Start of Block
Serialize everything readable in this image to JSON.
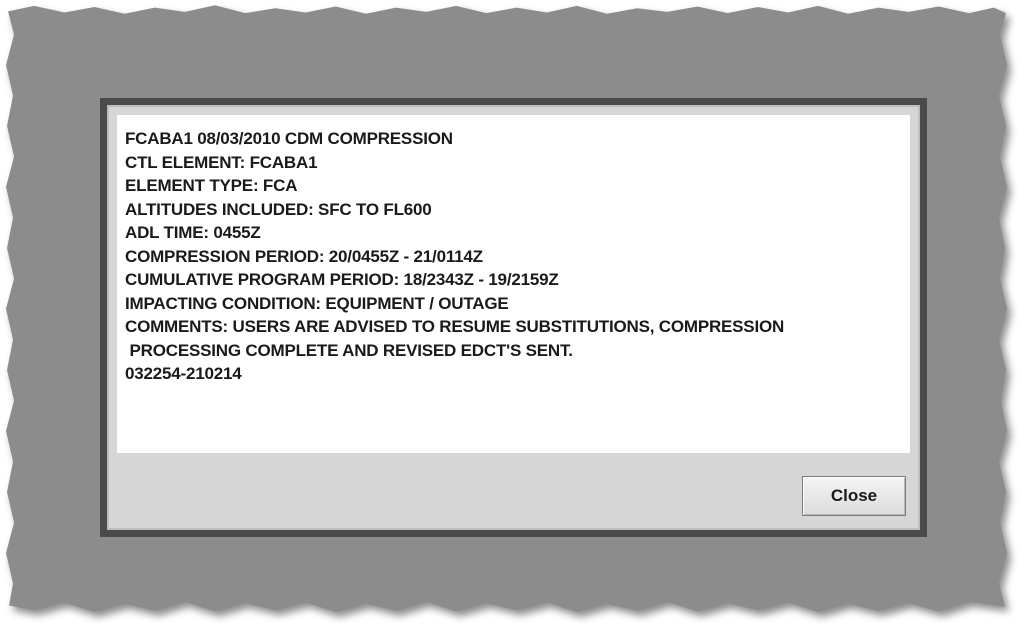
{
  "dialog": {
    "message_lines": [
      "FCABA1 08/03/2010 CDM COMPRESSION",
      "CTL ELEMENT: FCABA1",
      "ELEMENT TYPE: FCA",
      "ALTITUDES INCLUDED: SFC TO FL600",
      "ADL TIME: 0455Z",
      "COMPRESSION PERIOD: 20/0455Z - 21/0114Z",
      "CUMULATIVE PROGRAM PERIOD: 18/2343Z - 19/2159Z",
      "IMPACTING CONDITION: EQUIPMENT / OUTAGE",
      "COMMENTS: USERS ARE ADVISED TO RESUME SUBSTITUTIONS, COMPRESSION",
      " PROCESSING COMPLETE AND REVISED EDCT'S SENT.",
      "032254-210214"
    ],
    "close_label": "Close"
  }
}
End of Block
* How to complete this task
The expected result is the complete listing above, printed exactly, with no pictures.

* Solution below
Serialize everything readable in this image to JSON.
{
  "dialog": {
    "message_lines": [
      "FCABA1 08/03/2010 CDM COMPRESSION",
      "CTL ELEMENT: FCABA1",
      "ELEMENT TYPE: FCA",
      "ALTITUDES INCLUDED: SFC TO FL600",
      "ADL TIME: 0455Z",
      "COMPRESSION PERIOD: 20/0455Z - 21/0114Z",
      "CUMULATIVE PROGRAM PERIOD: 18/2343Z - 19/2159Z",
      "IMPACTING CONDITION: EQUIPMENT / OUTAGE",
      "COMMENTS: USERS ARE ADVISED TO RESUME SUBSTITUTIONS, COMPRESSION",
      " PROCESSING COMPLETE AND REVISED EDCT'S SENT.",
      "032254-210214"
    ],
    "close_label": "Close"
  }
}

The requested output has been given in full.